(TASK GOAL)
Below are the records; tally the lines that include "altsto" and report only the total.

(Interface dataset entries)
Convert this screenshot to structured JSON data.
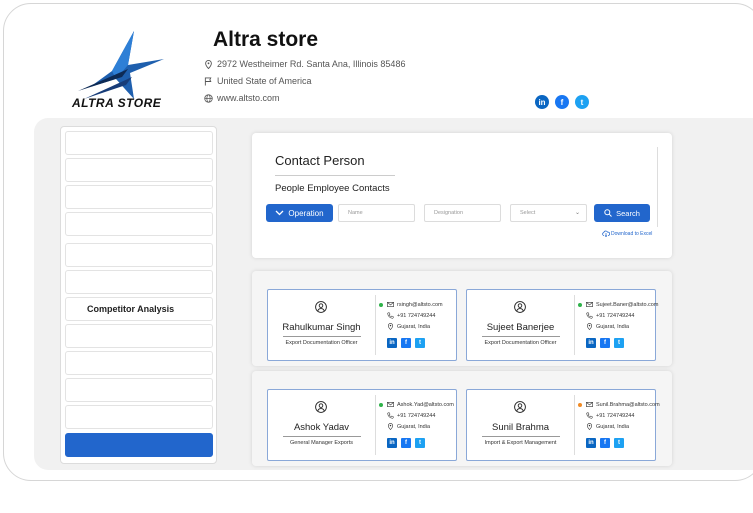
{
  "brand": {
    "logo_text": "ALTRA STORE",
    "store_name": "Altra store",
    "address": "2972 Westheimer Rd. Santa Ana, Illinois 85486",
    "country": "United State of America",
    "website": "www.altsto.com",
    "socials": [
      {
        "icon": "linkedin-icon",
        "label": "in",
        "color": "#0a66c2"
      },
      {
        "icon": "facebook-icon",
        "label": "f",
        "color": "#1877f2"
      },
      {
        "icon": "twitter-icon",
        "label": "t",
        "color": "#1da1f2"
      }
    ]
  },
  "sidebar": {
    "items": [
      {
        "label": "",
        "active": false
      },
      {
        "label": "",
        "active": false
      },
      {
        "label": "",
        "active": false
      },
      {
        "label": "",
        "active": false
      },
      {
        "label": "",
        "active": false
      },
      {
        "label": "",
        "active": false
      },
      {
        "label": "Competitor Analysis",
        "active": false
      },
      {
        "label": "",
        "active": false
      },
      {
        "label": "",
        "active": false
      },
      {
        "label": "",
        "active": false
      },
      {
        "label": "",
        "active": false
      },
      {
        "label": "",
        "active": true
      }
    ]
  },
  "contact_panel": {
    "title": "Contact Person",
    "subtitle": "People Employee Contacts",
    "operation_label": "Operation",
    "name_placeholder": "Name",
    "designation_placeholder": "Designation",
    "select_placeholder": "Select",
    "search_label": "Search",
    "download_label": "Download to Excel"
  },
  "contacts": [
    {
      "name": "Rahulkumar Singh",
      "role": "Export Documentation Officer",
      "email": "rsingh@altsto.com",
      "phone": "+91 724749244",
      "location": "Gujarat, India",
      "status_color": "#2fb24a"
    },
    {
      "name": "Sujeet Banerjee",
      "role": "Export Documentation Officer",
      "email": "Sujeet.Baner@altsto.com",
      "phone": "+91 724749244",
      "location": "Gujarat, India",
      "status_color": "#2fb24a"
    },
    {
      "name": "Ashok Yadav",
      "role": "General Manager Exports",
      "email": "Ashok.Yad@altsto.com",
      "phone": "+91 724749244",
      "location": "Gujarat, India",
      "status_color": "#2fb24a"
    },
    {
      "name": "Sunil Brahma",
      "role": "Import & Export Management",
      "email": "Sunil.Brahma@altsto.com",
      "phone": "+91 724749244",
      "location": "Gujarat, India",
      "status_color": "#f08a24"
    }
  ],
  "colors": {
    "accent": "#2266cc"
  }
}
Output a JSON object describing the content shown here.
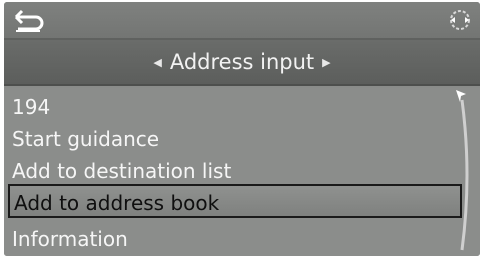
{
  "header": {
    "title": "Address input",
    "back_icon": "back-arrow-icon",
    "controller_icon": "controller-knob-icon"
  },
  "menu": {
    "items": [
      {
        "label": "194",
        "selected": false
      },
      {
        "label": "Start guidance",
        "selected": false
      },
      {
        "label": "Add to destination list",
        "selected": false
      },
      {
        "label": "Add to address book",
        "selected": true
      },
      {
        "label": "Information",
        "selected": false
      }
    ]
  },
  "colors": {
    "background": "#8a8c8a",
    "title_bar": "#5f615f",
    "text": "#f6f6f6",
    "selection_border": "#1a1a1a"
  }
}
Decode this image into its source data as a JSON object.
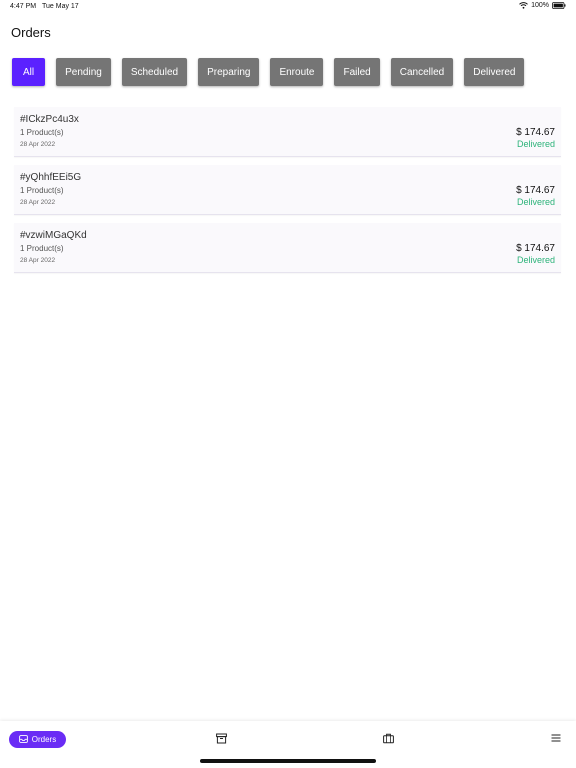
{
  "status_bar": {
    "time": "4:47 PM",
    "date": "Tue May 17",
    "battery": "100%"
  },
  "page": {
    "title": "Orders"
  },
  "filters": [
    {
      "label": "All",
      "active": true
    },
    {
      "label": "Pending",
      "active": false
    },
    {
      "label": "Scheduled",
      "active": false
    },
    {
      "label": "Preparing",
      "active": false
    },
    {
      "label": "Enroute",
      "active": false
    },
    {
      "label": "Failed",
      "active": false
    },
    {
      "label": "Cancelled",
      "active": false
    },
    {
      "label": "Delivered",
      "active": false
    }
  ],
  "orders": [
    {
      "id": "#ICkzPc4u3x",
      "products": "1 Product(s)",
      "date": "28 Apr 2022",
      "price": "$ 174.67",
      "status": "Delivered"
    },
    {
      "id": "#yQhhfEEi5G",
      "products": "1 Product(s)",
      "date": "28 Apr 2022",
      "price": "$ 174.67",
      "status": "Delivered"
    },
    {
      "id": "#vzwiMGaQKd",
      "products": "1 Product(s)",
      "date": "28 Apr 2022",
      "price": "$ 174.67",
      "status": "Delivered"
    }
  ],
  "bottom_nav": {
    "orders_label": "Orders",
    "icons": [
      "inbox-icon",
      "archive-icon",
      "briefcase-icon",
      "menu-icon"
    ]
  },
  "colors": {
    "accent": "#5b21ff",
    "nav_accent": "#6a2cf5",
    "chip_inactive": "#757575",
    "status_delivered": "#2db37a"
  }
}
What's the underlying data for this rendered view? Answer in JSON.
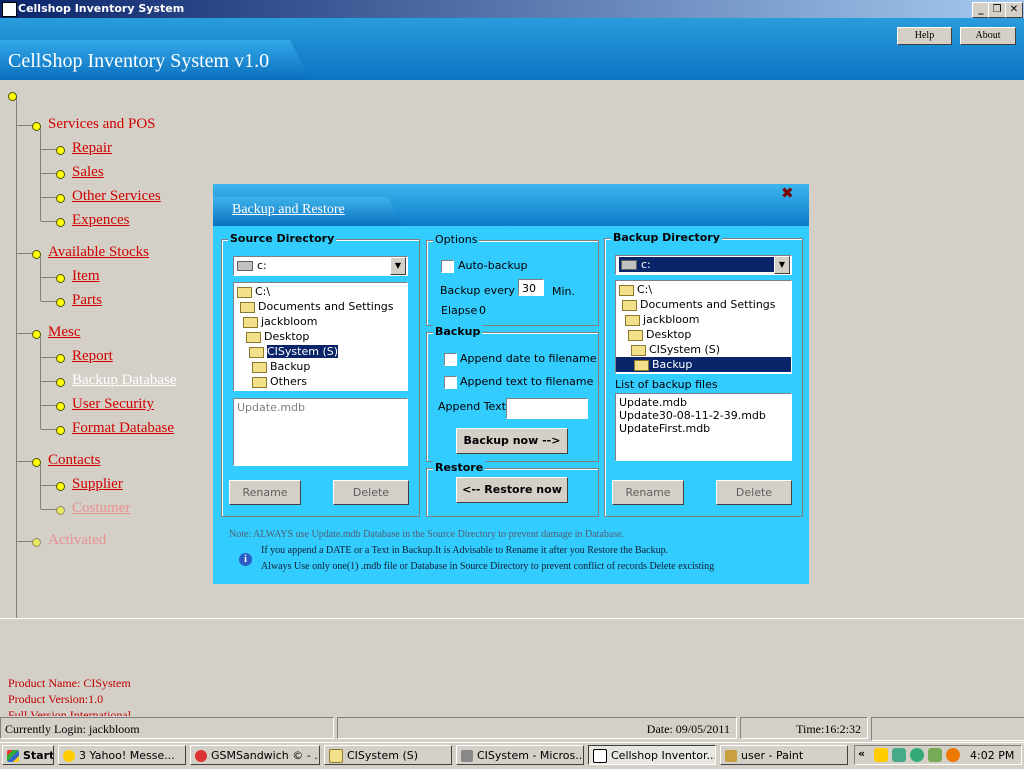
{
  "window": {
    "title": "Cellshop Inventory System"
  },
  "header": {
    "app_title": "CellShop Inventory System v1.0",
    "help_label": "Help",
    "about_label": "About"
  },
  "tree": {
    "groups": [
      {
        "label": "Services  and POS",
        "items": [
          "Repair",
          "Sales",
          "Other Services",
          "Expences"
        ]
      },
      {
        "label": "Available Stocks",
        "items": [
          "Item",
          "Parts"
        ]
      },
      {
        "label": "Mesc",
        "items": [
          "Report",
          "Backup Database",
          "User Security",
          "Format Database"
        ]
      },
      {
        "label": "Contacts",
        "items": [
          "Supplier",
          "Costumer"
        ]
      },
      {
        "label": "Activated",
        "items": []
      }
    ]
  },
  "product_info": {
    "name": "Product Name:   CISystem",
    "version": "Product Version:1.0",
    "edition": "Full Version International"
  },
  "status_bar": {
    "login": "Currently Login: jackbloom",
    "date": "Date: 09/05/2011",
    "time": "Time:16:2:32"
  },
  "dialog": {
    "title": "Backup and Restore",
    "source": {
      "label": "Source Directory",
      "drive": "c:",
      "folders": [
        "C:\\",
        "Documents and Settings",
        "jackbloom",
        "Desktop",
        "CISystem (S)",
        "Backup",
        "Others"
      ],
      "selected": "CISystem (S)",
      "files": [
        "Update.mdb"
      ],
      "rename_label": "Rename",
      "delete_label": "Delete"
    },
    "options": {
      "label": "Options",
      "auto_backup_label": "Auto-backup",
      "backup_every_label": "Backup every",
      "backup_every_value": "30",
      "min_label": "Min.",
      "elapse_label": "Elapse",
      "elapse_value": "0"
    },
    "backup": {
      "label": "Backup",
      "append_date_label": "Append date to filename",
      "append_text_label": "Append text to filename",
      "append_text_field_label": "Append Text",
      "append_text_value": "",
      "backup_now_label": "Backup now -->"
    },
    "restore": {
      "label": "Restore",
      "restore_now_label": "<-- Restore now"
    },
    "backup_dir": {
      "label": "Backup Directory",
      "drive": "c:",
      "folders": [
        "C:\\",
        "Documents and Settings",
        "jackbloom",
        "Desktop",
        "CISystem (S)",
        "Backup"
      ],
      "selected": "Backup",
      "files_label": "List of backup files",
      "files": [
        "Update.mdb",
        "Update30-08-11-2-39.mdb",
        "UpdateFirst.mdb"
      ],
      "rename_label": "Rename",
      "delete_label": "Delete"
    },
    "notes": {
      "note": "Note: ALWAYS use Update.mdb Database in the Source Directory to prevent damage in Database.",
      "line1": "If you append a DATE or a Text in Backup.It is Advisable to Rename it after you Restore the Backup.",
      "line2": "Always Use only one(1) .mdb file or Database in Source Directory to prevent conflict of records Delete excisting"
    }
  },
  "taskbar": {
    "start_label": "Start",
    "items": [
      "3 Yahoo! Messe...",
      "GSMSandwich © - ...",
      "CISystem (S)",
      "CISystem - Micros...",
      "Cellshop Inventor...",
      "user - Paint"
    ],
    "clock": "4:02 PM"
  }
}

(REPLY TO THE TASK)
5